# WHAT IS NEEDED:
Find every line below with the string "required" and pick it out.
- - - - -
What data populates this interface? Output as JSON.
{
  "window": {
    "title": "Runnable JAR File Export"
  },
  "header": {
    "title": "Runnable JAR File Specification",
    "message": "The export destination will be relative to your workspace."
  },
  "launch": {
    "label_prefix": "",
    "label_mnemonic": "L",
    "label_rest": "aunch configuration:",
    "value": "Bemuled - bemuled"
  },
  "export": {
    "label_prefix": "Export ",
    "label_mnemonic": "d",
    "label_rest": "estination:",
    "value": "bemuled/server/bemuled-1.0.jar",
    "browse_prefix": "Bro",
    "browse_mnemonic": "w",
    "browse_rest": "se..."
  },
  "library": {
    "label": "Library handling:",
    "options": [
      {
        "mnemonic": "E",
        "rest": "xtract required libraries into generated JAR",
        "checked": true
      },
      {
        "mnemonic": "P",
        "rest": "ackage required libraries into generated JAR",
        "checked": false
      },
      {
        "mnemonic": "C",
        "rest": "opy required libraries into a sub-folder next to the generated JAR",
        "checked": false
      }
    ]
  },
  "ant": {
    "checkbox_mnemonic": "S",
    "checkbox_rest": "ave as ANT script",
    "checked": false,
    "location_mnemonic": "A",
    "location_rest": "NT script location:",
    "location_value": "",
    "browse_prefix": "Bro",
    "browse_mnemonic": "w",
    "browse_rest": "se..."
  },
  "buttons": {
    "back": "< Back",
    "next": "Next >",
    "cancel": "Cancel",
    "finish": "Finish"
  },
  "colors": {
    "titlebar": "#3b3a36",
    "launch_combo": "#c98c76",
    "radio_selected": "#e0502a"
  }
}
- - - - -
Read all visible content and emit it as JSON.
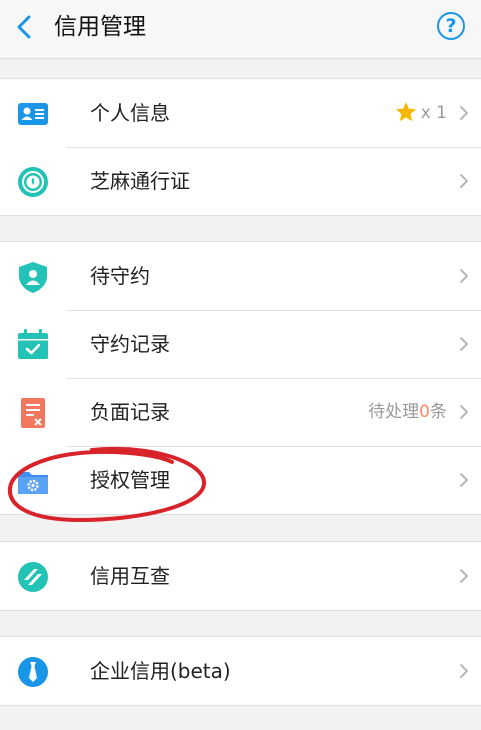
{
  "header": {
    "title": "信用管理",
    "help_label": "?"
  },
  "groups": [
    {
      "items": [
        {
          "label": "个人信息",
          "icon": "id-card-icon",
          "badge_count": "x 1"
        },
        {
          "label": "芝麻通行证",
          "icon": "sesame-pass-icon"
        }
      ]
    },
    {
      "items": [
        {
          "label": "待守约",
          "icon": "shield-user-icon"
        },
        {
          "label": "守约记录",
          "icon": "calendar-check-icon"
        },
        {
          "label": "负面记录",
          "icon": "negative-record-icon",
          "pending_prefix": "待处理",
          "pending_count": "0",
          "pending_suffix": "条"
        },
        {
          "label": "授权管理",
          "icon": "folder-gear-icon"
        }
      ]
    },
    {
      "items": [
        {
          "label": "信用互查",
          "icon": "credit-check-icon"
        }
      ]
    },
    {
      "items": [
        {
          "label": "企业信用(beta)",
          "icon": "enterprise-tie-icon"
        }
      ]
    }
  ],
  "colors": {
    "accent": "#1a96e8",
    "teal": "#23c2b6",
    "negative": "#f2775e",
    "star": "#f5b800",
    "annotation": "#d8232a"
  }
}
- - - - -
# RESPONSE TO THIS TASK:
        "rest": "xtract required libraries into generated JAR",
        "rest": "ackage required libraries into generated JAR",
        "rest": "opy required libraries into a sub-folder next to the generated JAR",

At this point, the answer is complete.